Stop being silent about the abuse you are experiencing. Talk to a trusted friend, family member or even a counselor about what you are experiencing. Take time away from the abusive person as much as possible and spend time with people who love and support you.
They also can speak truth into your life and help you put things into perspective. Work on an exit plan. Grabbing your face to make you look at them. Grabbing you to prevent you from leaving or to force you to go somewhere. Escaping Physical Abuse Start by learning that you are not alone. If you are in a similar situation: Realize this behavior is wrong. Remember that physical abuse is never your fault. Protecting Yourself from Physical Abuse Unhealthy or abusive relationships usually get worse.
There are many behaviors that qualify as emotional or verbal abuse, including: Calling you names and putting you down. Yelling and screaming at you. Intentionally embarrassing you in public. Preventing you from seeing or talking with friends and family. Telling you what to do and wear. Blaming your actions for their abusive or unhealthy behavior. Accusing you of cheating and often being jealous of your outside relationships.

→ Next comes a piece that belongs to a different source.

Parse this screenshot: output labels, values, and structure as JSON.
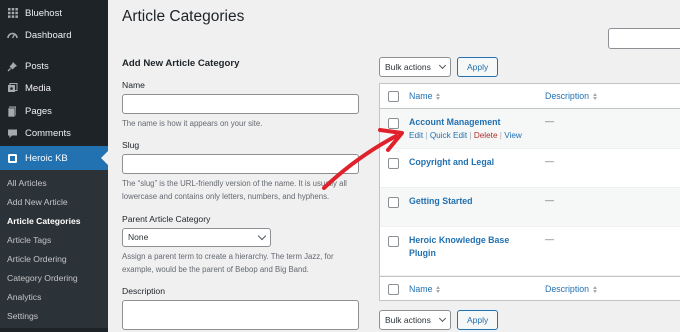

Threatening to commit suicide to keep you from breaking up with them. Threatening to harm you, your pet or people you care about. Threatening to expose your secrets such as your sexual orientation or immigration status. Starting rumors about you. Threatening to have your children taken away. Is Emotional Abuse Really Abuse?
Sexual Abuse. Some examples of sexual assault and abuse include: Unwanted kissing or touching. Unwanted rough or violent sexual activity. Rape or attempted rape. Keeping someone from protecting themselves from sexually transmitted infections STIs.
Pressuring or forcing someone to have sex or perform sexual acts. Using sexual insults toward someone.
People of all genders can be victims of sexual abuse. People of all genders can be perpetrators of sexual abuse. Sexual abuse can occur in same-sex and opposite-sex relationships. Sexual abuse can occur between two people who have been sexual with each other before, including people who are married or dating.
Sexual activity in a relationship should be fun! What to Do If you have been sexually assaulted, first try to get to a safe place away from the attacker. You can: Contact Someone You Trust. Having someone there to support you as you deal with these emotions can make a big difference. It may be helpful to speak with a counselor, someone at a sexual assault hotline or a support group. Report What Happened to the Police. If you are nervous about going to the police station, it may help to bring a friend with you.
There may also be sexual assault advocates in your area who can assist you and answer your questions. Go to an Emergency Room or Health Clinic. It is very important for you to seek health care as soon as you can after being assaulted.
Financial Abuse. Here are some examples of financially abusive behaviors: Giving you an allowance and closely watching what you buy. Placing your paycheck in their account and denying you access to it.
Keeping you from seeing shared bank accounts or records. Forbidding you to work or limiting the hours you do. Preventing you from going to work by taking your car or keys.